Following our story on the vulnerabilities of the BT Home Hub, the most widely used DSL wireless router in the UK, BT sent us this statement last week after we requested it.
We are aware of this problem, although we don’t believe that any customers have been affected.
It’s important to realise that although it has been possible to demonstrate a scenario where the hub may be vulnerable, we don’t believe it is something that should affect the majority of BT customers in real life.
Customers with enquiries on how to further protect their network will be directed to www.bt.com/help/hub, which gives detail of a number of precautionary actions that can be taken to help increase their on-line security. These include:
- Changing the default wireless key and the encryption type from WEP to WPA.
- Changing the admin login password of the Hub Manager.
- Leaving the Hub switched-on at all times, including overnight to benefit from firmware updates as they become available.
- Having AV and firewall software installed on all computers.
- Being wary of unknown web sites and e-mails from unknown sources, including invalid security certificates.

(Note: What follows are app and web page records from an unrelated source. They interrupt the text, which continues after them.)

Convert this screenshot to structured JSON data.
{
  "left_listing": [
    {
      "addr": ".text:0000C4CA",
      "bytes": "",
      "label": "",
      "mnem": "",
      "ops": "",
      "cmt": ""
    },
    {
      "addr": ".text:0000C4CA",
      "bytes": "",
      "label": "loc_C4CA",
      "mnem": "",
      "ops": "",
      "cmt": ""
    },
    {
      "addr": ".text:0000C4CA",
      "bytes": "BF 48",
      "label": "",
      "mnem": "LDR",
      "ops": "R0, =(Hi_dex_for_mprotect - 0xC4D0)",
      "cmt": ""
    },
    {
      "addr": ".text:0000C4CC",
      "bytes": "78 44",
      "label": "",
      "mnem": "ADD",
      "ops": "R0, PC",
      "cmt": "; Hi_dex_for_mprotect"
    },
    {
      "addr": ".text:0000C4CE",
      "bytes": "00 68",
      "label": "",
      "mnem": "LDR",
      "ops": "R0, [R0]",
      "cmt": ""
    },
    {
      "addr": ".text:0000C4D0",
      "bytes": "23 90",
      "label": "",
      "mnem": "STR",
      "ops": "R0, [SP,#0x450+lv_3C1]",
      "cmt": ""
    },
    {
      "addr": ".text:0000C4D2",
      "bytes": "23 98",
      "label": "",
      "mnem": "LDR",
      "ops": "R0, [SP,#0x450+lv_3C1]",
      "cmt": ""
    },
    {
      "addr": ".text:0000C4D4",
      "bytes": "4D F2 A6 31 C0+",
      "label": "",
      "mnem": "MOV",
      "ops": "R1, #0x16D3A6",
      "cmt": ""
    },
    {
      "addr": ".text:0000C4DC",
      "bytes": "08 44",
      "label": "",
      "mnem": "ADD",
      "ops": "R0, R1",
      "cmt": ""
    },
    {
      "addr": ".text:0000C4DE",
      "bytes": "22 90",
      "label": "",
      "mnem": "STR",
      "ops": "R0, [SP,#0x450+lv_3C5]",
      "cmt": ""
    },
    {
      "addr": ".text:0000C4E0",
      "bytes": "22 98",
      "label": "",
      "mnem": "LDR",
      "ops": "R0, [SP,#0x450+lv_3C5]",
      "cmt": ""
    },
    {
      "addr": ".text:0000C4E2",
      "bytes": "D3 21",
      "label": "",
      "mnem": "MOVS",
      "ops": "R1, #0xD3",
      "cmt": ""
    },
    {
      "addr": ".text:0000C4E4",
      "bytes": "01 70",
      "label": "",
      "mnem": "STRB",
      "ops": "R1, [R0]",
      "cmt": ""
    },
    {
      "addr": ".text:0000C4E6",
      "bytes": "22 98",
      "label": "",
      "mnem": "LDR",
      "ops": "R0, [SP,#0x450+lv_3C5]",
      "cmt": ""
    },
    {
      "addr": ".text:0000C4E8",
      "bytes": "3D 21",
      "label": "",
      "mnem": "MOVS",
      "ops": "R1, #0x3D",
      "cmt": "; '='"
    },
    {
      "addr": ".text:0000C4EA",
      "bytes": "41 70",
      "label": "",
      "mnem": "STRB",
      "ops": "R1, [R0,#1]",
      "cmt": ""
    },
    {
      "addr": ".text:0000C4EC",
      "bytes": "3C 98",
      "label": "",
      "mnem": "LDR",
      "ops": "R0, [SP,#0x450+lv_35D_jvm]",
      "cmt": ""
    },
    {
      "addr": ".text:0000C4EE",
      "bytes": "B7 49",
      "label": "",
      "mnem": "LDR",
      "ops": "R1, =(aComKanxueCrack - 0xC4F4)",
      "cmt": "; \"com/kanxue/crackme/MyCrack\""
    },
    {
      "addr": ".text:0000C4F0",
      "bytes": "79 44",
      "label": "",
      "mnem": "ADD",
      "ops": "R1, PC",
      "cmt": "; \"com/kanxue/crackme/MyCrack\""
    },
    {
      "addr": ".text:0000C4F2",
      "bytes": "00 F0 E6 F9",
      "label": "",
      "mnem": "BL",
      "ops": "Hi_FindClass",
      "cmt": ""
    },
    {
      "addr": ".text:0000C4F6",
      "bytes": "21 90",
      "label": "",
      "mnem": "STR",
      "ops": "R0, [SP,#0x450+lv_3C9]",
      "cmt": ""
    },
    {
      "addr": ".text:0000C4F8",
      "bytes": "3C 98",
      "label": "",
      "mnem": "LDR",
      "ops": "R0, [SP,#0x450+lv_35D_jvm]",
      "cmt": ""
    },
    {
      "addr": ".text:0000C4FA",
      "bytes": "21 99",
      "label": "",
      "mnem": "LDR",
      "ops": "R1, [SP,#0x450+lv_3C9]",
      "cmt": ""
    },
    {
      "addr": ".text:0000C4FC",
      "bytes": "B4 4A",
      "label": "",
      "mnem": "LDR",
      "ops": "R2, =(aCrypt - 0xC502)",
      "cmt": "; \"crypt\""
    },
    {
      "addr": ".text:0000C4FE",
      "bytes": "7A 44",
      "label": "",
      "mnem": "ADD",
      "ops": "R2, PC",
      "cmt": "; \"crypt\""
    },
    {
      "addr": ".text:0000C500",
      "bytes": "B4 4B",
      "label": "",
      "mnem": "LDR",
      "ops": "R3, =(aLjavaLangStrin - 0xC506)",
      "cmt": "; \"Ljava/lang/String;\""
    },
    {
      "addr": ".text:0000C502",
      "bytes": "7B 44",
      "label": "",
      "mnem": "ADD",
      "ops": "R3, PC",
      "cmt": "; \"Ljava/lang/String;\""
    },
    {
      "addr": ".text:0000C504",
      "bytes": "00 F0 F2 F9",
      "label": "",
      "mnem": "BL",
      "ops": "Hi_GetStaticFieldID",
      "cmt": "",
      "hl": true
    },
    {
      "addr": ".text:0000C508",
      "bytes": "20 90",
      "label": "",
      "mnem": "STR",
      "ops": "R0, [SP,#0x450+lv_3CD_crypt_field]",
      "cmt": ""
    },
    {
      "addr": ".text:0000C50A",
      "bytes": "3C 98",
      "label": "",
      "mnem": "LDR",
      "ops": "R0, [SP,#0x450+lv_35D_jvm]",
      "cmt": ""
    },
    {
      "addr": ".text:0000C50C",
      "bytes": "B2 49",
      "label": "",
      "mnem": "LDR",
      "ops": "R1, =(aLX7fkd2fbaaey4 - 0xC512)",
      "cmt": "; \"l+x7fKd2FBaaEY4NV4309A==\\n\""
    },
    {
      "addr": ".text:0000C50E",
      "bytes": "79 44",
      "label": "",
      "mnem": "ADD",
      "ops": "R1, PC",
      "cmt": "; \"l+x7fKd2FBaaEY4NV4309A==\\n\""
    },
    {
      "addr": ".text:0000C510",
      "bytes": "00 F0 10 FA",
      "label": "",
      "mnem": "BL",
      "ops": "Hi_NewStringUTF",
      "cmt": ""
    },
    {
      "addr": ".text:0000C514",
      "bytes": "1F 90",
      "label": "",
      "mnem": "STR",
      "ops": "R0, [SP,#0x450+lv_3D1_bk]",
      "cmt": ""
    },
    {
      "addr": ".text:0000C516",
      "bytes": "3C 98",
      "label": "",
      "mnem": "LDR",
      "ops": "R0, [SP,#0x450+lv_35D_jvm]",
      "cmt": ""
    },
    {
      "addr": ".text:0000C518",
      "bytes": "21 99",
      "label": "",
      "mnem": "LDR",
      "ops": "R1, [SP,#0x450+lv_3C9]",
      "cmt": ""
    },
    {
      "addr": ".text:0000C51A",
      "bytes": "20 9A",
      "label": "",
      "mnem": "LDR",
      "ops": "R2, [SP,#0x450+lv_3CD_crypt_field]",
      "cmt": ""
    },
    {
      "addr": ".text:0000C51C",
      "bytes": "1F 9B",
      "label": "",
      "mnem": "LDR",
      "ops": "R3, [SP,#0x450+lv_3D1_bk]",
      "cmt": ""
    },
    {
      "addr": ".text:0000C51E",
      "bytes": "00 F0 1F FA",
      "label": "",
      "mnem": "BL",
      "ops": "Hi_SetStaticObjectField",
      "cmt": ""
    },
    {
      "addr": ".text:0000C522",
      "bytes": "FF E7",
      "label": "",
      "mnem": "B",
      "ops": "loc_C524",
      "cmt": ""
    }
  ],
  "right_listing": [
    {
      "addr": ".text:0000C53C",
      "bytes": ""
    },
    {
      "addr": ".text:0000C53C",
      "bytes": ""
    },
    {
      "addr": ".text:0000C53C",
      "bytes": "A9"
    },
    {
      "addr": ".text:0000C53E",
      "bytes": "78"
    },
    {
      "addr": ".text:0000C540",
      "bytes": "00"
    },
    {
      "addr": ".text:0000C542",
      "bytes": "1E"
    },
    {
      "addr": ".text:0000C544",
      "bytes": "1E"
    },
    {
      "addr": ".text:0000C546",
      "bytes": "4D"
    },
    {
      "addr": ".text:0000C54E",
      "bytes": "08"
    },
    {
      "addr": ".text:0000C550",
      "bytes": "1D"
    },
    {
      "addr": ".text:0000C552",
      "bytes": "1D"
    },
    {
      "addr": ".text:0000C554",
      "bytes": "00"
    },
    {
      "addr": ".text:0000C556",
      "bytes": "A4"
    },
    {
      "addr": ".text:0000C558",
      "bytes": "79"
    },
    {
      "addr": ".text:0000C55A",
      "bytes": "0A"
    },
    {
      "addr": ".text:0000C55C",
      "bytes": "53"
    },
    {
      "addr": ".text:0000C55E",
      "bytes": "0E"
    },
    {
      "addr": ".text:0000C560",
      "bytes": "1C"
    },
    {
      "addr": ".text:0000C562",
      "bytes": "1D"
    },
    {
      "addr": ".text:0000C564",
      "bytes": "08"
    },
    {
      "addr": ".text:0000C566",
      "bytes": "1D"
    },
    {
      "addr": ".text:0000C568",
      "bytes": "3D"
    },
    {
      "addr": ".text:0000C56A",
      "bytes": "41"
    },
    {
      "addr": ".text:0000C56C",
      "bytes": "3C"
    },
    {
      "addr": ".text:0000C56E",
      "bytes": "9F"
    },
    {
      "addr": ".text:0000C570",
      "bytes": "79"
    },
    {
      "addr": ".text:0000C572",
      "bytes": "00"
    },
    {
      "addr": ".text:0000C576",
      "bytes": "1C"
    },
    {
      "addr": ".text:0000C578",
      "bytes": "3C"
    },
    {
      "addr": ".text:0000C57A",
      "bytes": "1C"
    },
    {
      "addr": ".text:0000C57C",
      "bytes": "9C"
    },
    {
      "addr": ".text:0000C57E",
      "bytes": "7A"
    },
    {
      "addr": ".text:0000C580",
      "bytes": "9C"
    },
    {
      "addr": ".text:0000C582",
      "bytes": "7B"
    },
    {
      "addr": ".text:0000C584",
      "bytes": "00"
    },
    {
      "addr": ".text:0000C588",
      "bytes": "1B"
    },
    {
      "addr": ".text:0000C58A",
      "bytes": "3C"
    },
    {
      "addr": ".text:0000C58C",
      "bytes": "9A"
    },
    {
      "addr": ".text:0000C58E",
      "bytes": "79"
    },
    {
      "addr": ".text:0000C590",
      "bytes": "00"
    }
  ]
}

Setting aside this particular issue, customers should always be vigilant about the security of their computer equipment and should always install a firewall and anti-virus software and make sure that they do simple things like changing default passwords and be wary of visiting unknown web sites and e-mails from unknown sources.

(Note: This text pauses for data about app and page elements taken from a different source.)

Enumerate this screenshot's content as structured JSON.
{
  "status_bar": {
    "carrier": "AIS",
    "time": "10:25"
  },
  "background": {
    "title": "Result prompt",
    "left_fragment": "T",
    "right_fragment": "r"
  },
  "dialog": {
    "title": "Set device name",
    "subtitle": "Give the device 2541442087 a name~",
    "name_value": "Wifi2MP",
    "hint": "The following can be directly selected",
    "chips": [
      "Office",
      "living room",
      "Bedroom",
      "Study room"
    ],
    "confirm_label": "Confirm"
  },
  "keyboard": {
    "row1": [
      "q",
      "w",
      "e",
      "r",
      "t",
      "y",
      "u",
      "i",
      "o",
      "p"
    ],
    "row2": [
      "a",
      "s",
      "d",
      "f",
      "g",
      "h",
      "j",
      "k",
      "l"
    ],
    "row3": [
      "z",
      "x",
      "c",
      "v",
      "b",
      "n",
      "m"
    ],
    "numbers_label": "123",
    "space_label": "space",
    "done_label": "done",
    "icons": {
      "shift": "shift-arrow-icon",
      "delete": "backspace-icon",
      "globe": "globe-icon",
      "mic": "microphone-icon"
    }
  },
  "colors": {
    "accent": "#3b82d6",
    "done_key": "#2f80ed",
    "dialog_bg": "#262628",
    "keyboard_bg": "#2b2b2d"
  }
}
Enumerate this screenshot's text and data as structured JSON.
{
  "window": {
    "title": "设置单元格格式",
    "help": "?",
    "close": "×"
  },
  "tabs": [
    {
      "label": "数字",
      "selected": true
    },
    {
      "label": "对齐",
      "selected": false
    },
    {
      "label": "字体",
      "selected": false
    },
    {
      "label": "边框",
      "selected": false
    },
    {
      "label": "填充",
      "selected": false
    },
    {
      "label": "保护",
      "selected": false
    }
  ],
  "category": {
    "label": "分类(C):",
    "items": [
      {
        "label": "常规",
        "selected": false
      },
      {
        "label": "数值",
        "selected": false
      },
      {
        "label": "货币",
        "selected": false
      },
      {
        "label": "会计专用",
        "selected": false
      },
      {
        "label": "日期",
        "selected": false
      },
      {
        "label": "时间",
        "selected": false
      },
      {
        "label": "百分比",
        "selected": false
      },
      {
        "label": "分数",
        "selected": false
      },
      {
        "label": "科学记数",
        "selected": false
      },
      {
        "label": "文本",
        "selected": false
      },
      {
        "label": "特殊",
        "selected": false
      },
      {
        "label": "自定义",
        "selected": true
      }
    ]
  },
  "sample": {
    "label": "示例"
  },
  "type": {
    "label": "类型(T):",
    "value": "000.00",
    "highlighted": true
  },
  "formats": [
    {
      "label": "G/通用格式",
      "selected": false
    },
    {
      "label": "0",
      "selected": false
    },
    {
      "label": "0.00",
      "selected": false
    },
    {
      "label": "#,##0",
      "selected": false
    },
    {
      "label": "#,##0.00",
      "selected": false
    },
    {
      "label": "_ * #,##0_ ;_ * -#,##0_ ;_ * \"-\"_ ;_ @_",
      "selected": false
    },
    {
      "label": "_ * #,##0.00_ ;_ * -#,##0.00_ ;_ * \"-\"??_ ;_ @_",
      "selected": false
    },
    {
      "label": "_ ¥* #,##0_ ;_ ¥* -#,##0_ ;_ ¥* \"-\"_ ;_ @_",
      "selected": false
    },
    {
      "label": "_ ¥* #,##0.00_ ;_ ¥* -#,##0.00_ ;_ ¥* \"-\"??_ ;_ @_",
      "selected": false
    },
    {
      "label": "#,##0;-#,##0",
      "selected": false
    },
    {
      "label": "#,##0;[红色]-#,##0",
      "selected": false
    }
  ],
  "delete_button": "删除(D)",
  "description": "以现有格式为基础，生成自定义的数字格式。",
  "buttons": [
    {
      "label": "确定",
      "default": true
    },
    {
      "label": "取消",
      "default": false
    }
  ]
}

BT and other internet service providers are constantly vigilant about security. The fact of the matter is that new threats are emerging all the time across our industry and we have to keep updating and continually improving our security in order to protect customers.

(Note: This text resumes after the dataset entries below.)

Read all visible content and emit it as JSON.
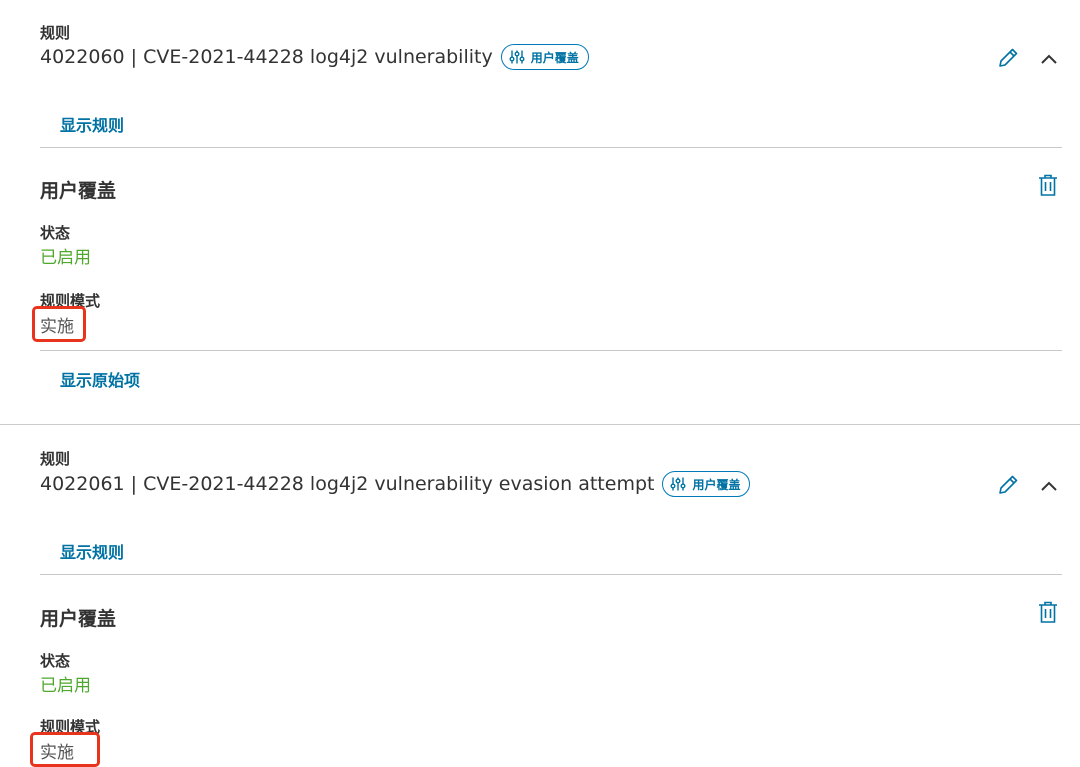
{
  "rules": [
    {
      "rule_label": "规则",
      "rule_title": "4022060 | CVE-2021-44228 log4j2 vulnerability",
      "badge": "用户覆盖",
      "show_rule": "显示规则",
      "override_title": "用户覆盖",
      "status_label": "状态",
      "status_value": "已启用",
      "mode_label": "规则模式",
      "mode_value": "实施",
      "show_original": "显示原始项"
    },
    {
      "rule_label": "规则",
      "rule_title": "4022061 | CVE-2021-44228 log4j2 vulnerability evasion attempt",
      "badge": "用户覆盖",
      "show_rule": "显示规则",
      "override_title": "用户覆盖",
      "status_label": "状态",
      "status_value": "已启用",
      "mode_label": "规则模式",
      "mode_value": "实施"
    }
  ],
  "colors": {
    "accent": "#0072a3",
    "status_enabled": "#4fa82e",
    "highlight": "#e8341c",
    "divider": "#c8c8c8"
  },
  "icons": {
    "badge": "sliders-icon",
    "edit": "pencil-icon",
    "collapse": "chevron-up-icon",
    "delete": "trash-icon"
  }
}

NB: It is important to note that it is not only BT that has been affected by this, it is an issue for many operators that use Thomson routers.